“You have to see the horror, but not be defeated by it.”

And I know.  I know I have to keep writing about all of this.  I have to keep reading the stories, they aren’t going to disappear just because I’ve made the choice not to read them.

“Strive toward an ideal,” James said at one point.  He paused and then he said, “Write where the hurt is most.”

And so I will.  I will try.  It’s the least I can do.

Emma in one of her “pretty summer dresses.”

Read My Fear Toolkit published in the Huffington Post

Tolerance, Despair and Hope – Autism

A follower of this blog emailed me this morning about a new app for the ipad called, Pop It.  It’s a “book” that when one shakes the ipad, the perspective of the story changes.  The creator, an artist named Raghava, gave a talk on Ted.com, which is terrific – about perspective and tolerance of others and the role of art and creativity.  Listening to Raghava made me think of a book I am currently reading by the extremely talented and insightful theologian, James H. Cone.  His book – The Cross and the Lynching Tree is a deeply touching and powerful investigation of suffering and hope.  James Cone writes at length about the nature of faith, how God “could make a way out of no way”, how “hope could remain alive in the world of Jim Crow segregation.”

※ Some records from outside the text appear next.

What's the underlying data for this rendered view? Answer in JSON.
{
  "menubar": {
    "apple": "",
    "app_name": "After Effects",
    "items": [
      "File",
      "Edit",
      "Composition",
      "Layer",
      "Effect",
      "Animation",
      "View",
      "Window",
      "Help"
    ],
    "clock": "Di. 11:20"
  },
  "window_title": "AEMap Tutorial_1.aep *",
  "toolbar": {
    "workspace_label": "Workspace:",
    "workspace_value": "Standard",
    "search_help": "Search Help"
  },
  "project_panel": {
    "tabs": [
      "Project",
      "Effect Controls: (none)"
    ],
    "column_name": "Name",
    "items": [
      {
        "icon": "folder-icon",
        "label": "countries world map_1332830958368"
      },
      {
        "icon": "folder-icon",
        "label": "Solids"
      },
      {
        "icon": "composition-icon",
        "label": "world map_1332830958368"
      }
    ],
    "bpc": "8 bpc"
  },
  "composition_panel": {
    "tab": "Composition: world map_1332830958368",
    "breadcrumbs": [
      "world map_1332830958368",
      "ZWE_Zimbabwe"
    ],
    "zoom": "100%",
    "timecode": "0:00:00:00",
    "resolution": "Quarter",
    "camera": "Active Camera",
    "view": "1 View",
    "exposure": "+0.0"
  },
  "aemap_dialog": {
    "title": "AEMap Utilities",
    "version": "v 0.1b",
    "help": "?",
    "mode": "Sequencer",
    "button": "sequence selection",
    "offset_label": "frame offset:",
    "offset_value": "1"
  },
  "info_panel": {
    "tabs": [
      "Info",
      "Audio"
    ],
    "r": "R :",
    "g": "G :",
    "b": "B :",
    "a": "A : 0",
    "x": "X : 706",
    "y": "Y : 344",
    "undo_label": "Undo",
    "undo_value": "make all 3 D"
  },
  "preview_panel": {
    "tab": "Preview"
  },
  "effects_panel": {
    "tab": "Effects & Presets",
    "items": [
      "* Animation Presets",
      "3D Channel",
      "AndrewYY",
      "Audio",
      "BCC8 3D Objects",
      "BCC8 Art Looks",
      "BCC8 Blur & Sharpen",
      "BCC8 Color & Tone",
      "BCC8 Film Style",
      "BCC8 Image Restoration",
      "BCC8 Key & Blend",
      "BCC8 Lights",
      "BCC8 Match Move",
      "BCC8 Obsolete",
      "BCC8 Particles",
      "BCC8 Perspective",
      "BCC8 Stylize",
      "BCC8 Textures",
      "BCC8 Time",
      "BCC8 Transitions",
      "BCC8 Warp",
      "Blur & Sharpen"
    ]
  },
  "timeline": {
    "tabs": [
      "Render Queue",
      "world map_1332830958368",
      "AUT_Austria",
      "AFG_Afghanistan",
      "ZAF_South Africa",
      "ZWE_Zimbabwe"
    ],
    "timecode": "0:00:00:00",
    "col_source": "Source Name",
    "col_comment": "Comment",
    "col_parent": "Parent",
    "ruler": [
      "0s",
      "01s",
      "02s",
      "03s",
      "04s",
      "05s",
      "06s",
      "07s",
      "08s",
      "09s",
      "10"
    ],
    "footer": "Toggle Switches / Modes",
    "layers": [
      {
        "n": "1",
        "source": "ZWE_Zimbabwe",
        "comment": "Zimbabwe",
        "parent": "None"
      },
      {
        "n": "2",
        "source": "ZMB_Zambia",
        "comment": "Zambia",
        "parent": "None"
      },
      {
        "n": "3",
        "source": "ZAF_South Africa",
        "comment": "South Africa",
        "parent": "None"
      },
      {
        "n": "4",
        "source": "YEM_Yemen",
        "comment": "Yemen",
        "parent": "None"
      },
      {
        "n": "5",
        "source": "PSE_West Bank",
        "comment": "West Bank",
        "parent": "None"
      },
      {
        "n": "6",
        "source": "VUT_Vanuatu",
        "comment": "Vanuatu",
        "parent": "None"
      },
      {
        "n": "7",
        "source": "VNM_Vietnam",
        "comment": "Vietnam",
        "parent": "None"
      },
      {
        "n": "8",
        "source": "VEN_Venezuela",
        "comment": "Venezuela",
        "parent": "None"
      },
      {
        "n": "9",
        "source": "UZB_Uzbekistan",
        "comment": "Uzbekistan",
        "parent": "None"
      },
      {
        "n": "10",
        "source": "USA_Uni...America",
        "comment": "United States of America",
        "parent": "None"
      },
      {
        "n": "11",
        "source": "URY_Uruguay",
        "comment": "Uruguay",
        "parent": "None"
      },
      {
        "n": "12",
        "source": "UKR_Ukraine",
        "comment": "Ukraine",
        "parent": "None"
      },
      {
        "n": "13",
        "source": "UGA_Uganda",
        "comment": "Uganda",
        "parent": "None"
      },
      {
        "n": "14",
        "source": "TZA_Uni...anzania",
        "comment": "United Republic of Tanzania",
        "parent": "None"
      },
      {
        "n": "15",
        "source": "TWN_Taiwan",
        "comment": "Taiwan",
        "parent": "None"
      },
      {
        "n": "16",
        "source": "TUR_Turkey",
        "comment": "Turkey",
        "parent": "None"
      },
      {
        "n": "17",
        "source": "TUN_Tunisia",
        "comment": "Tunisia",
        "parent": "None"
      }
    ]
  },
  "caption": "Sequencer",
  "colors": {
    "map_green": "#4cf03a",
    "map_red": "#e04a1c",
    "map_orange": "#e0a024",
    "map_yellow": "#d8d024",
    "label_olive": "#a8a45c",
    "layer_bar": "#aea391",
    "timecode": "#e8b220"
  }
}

I do not claim to know of the existence, nor can I claim to know of the non-existence of a god.  I cannot even define that word.  It is not a word that holds any meaning for me.  But I do know what it is to struggle with hope.  Hope for Emma, hope for all our children who will grow up to become adults, who many will fear, ignore or just wish would go away.  Our children with autism are often misunderstood, in their inability to fall into line with societal norms they are in turn rejected by society.  The continued negligence and worse, abuse, of people with disabilities is rampant.  Their abuse is done by people who have deemed them incompetent, imbeciles and without value.  This is the common thread that exists in the abuse of all groups of people throughout history.  It is our intolerance of those we believe to be “less than” that makes us believe we have the “right” to punish, shun, ignore, hurt, torture and kill.

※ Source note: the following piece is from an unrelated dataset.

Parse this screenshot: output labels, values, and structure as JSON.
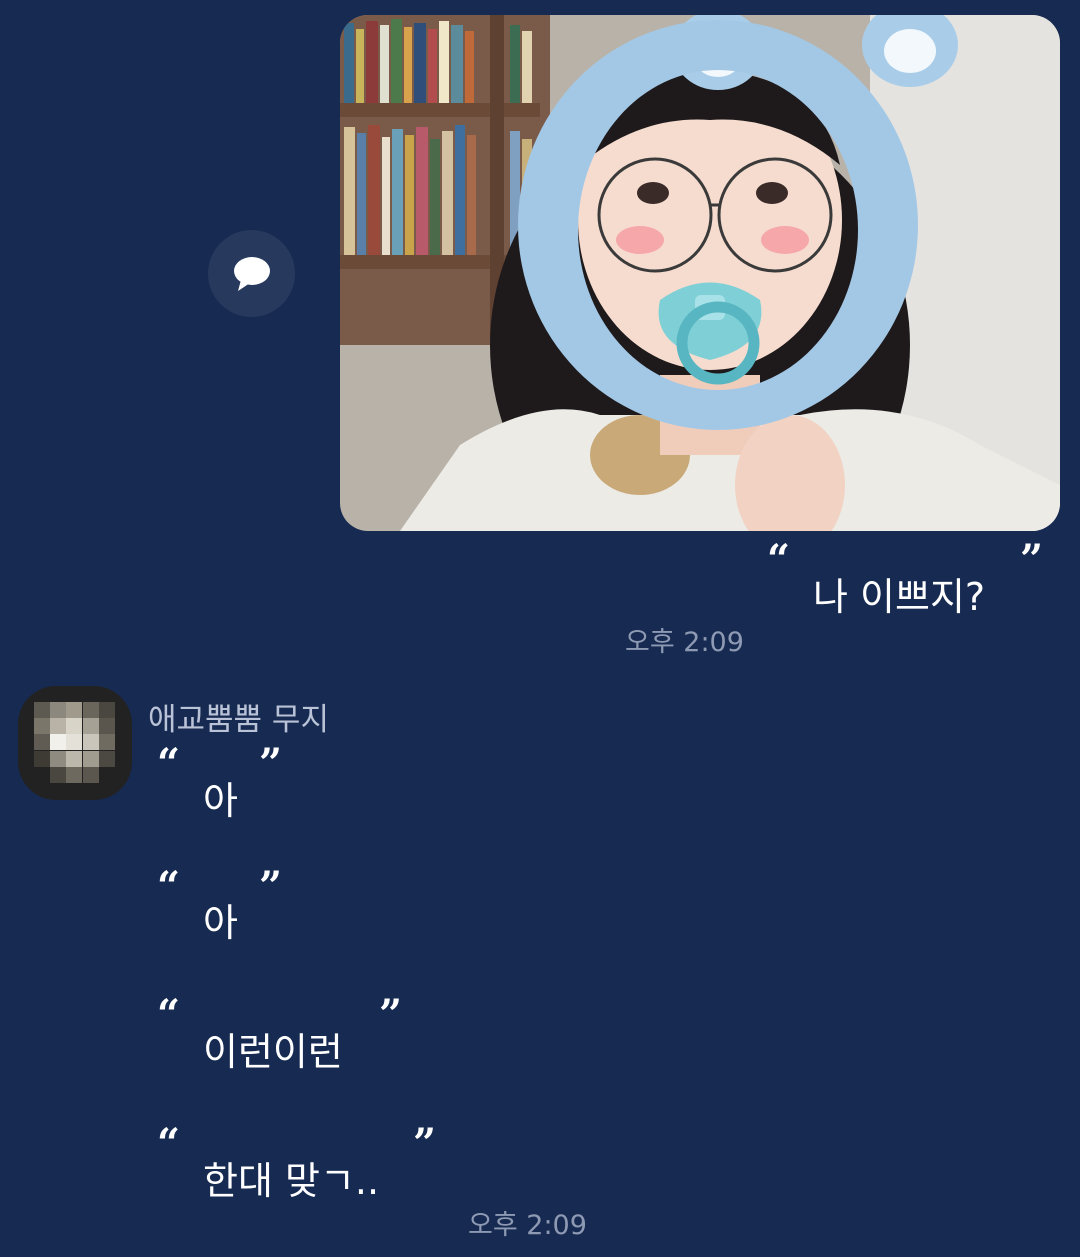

James Cone writes:  “The cross is a paradoxical religious symbol because it inverts the world’s value system with the news that hope comes by way of defeat, that suffering and death do not have the last word, that the last shall be first and the first last.”

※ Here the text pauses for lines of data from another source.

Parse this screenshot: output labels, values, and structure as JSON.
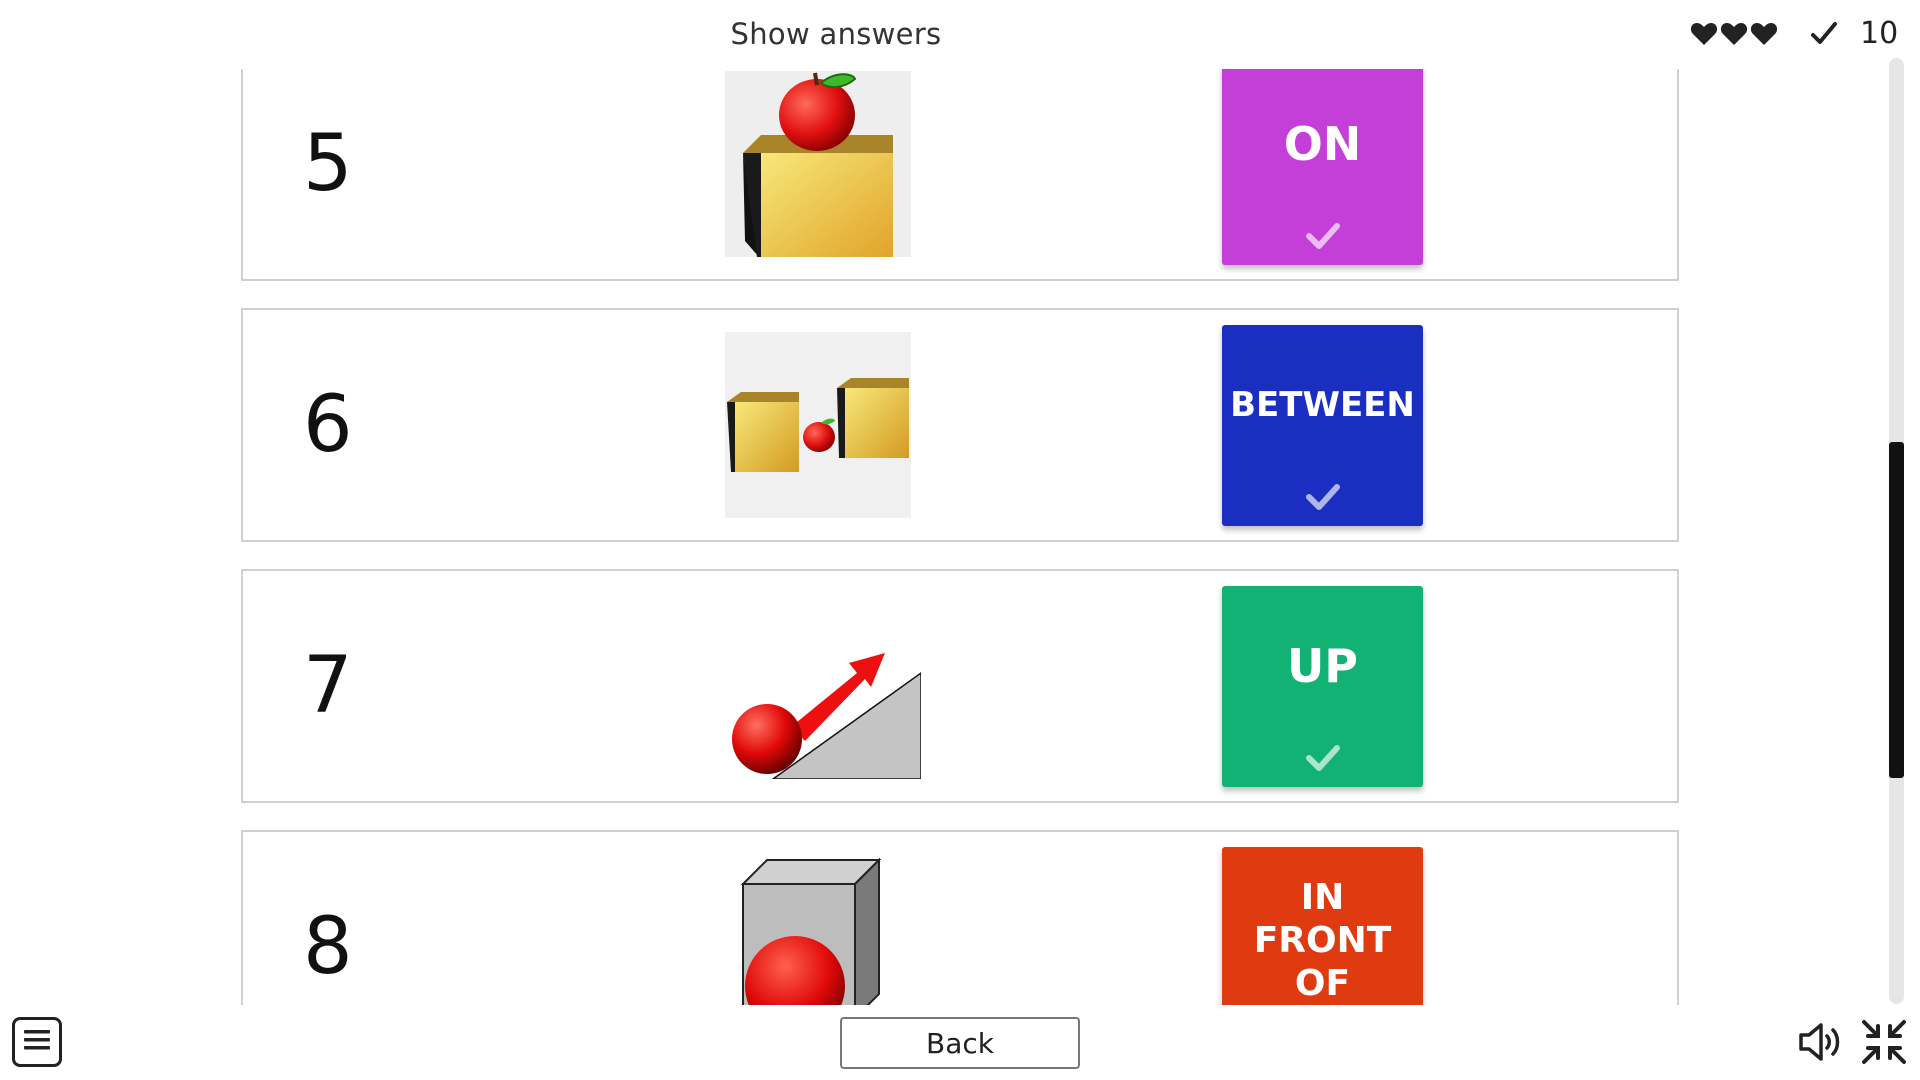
{
  "header": {
    "title": "Show answers",
    "lives_icons": [
      "heart-icon",
      "heart-icon",
      "heart-icon"
    ],
    "score_icon": "check-icon",
    "score": "10"
  },
  "rows": [
    {
      "number": "5",
      "image": "apple-on-box",
      "answer": "ON",
      "color": "#c33fd8"
    },
    {
      "number": "6",
      "image": "apple-between-boxes",
      "answer": "BETWEEN",
      "color": "#1a2fc2"
    },
    {
      "number": "7",
      "image": "ball-up-slope",
      "answer": "UP",
      "color": "#12b274"
    },
    {
      "number": "8",
      "image": "ball-in-front-of-box",
      "answer": "IN FRONT OF",
      "color": "#e03a10"
    }
  ],
  "footer": {
    "menu_icon": "menu-icon",
    "back_label": "Back",
    "sound_icon": "speaker-icon",
    "fullscreen_icon": "exit-fullscreen-icon"
  }
}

When I was in my late teens I began using food as a way to quell anxiety and emotions I felt incapable of dealing with.  My overeating turned to full blown bulimia and the bulimia became a way of life – for 22 years.  I remember when I finally stopped, the idea of “surrender” seemed antithetical to all I had, up to that point, believed.  I thought that if I just had more will power I would be able to stop the destructive behavior.  I believed that the bulimia was something I could control.  I believed that my lack of control simply proved how despicable I was, which only served to fuel more of the same behavior.  It wasn’t until I took a leap of faith – really took in that I was, in fact, out of control, that I received a respite from the behavior.  Early in my “recovery” from bulimia someone said to me, “don’t you think that if you could have controlled the bulimia, you would have by now?  Isn’t it true that in fact you have tried to control it all these years and this is where that control has gotten you?”  With a great deal of support from others who had eating disorders and had come out the other side, was I finally able to find a way out from under it.  In surrendering to the fact that I was unable to control it, was I finally able to find freedom from it.

I’m all over the map with this post, but perhaps some of these thoughts will prove helpful to someone else or if not at least encourage thought and conversation.

For more on Emma and our journey through her childhood of autism, go to:   www.EmmasHopeBook.com